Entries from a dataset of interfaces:
──────────
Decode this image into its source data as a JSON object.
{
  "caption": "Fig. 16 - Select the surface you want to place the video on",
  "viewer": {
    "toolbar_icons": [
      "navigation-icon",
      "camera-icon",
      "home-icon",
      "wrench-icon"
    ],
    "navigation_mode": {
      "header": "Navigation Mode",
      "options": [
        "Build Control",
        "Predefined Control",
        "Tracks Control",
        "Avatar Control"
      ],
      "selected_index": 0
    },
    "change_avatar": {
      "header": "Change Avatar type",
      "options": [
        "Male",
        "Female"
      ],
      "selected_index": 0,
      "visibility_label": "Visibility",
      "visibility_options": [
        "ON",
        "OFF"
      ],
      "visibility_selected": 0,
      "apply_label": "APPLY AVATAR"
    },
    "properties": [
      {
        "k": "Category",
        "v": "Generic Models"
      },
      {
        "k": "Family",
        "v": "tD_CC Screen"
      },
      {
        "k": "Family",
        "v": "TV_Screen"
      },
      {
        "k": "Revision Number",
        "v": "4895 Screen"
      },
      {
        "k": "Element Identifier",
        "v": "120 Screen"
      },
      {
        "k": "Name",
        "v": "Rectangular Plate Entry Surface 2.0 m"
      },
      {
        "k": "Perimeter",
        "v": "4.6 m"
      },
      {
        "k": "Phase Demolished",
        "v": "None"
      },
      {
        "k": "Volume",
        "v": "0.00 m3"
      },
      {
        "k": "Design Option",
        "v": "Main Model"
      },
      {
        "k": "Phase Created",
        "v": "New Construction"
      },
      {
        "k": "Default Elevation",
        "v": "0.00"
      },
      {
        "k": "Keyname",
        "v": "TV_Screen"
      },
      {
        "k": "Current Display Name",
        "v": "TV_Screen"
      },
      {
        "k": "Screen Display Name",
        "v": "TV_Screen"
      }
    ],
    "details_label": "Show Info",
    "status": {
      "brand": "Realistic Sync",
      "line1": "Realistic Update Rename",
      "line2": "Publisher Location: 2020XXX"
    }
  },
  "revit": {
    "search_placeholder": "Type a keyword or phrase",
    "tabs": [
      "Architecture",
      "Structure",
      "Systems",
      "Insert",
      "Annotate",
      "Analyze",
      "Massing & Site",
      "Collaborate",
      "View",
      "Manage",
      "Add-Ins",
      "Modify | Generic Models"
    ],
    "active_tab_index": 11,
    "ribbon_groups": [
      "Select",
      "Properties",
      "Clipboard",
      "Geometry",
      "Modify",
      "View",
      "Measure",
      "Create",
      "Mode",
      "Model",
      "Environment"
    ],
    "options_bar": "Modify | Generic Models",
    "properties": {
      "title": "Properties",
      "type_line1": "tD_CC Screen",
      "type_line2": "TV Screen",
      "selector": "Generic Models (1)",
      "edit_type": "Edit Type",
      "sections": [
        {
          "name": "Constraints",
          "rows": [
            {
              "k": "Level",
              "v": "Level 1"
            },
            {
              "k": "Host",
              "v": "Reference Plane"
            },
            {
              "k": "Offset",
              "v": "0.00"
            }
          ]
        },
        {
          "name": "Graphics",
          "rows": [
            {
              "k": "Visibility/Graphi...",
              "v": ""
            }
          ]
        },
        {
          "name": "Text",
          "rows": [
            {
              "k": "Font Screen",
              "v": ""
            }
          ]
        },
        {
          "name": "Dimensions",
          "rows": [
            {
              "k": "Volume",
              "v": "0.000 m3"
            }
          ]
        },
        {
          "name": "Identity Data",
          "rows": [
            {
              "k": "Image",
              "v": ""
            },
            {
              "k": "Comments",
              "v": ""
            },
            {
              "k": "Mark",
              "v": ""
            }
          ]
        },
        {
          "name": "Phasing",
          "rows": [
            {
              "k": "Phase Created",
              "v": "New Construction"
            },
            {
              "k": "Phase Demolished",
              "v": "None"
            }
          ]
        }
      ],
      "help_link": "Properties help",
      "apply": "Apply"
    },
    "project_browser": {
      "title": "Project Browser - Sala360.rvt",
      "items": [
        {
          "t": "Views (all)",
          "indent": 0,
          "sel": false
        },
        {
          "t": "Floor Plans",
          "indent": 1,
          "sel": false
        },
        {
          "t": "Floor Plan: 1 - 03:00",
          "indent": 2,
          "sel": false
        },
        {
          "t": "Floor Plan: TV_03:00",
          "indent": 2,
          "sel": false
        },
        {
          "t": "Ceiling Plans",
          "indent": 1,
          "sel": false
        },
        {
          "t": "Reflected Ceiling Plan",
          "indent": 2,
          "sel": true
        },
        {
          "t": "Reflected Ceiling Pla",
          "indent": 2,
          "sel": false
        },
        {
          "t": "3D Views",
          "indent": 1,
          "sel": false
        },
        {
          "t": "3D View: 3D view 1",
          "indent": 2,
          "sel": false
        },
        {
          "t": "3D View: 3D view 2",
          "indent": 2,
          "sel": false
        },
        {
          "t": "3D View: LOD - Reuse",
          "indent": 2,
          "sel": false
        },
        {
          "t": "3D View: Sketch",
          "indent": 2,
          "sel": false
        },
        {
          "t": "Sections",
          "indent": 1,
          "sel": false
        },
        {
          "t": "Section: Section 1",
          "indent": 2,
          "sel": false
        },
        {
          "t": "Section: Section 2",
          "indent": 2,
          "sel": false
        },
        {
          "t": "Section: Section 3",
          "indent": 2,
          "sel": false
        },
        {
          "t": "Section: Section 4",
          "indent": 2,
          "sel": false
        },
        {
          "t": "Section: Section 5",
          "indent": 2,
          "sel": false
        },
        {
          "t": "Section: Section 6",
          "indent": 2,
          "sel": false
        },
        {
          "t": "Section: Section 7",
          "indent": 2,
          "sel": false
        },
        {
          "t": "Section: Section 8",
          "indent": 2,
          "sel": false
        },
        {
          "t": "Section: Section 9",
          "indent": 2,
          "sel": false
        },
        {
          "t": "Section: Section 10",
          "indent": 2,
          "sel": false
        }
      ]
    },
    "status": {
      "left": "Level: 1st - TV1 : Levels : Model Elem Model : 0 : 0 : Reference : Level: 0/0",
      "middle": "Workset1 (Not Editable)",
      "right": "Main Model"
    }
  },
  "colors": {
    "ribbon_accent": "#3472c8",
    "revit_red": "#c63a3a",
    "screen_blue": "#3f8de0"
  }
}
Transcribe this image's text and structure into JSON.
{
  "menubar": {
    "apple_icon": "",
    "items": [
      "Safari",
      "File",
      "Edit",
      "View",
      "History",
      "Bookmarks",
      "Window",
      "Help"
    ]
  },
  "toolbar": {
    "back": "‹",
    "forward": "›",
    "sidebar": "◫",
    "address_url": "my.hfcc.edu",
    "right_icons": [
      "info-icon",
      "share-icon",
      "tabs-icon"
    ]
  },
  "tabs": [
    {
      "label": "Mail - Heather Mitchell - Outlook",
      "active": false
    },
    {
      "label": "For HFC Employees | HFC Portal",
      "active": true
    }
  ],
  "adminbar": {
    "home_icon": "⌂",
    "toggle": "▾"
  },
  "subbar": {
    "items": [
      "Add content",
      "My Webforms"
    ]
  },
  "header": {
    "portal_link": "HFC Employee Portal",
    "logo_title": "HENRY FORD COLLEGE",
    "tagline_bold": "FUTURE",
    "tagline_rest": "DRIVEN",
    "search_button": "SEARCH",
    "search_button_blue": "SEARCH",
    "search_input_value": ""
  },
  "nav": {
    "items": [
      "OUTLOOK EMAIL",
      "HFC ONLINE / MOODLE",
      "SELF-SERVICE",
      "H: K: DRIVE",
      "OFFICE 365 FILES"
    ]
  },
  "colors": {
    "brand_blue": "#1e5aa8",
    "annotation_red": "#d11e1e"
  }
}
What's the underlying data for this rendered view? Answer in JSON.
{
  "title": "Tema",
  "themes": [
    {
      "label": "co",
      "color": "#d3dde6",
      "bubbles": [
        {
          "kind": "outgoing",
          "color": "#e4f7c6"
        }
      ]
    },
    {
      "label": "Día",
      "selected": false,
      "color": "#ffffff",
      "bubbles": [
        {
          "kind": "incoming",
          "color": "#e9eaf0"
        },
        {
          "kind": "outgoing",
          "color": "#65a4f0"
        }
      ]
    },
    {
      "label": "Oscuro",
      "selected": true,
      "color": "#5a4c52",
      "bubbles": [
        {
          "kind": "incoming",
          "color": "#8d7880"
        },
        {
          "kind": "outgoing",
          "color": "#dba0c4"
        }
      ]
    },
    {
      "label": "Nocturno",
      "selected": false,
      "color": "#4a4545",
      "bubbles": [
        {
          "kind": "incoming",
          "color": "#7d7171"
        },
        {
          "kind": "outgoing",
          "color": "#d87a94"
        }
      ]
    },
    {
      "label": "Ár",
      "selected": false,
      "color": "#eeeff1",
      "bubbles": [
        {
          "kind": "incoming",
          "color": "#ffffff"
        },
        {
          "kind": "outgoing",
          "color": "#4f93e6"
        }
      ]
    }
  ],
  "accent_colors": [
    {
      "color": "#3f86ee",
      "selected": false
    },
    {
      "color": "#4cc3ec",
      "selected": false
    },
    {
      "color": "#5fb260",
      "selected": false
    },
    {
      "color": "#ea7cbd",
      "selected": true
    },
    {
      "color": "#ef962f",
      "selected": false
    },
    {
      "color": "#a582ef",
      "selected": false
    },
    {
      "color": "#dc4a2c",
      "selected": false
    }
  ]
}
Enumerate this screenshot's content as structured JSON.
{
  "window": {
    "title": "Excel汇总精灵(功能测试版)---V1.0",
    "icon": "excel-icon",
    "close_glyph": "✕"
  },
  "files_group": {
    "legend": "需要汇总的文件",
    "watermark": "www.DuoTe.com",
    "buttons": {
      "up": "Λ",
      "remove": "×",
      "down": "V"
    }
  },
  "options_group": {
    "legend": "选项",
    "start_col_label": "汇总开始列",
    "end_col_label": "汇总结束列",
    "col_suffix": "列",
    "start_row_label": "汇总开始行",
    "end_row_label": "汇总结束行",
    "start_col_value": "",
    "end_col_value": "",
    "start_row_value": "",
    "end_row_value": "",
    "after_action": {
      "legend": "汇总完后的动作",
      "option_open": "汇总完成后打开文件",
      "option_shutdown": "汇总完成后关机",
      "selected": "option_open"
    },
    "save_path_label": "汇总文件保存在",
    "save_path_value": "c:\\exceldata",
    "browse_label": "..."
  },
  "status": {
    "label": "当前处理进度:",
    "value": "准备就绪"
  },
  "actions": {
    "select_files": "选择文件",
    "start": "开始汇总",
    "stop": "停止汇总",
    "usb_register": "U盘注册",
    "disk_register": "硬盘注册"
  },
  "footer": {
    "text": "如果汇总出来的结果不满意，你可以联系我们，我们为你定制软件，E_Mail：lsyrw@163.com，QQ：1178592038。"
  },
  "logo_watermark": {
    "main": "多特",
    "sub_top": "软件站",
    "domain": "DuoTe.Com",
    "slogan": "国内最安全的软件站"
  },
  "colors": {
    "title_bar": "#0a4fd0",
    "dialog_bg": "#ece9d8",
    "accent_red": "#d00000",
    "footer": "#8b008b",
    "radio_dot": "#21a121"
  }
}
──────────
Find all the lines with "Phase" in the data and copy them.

• [Solution for this task]:
        "k": "Phase Demolished",
        "k": "Phase Created",
              "k": "Phase Created",
              "k": "Phase Demolished",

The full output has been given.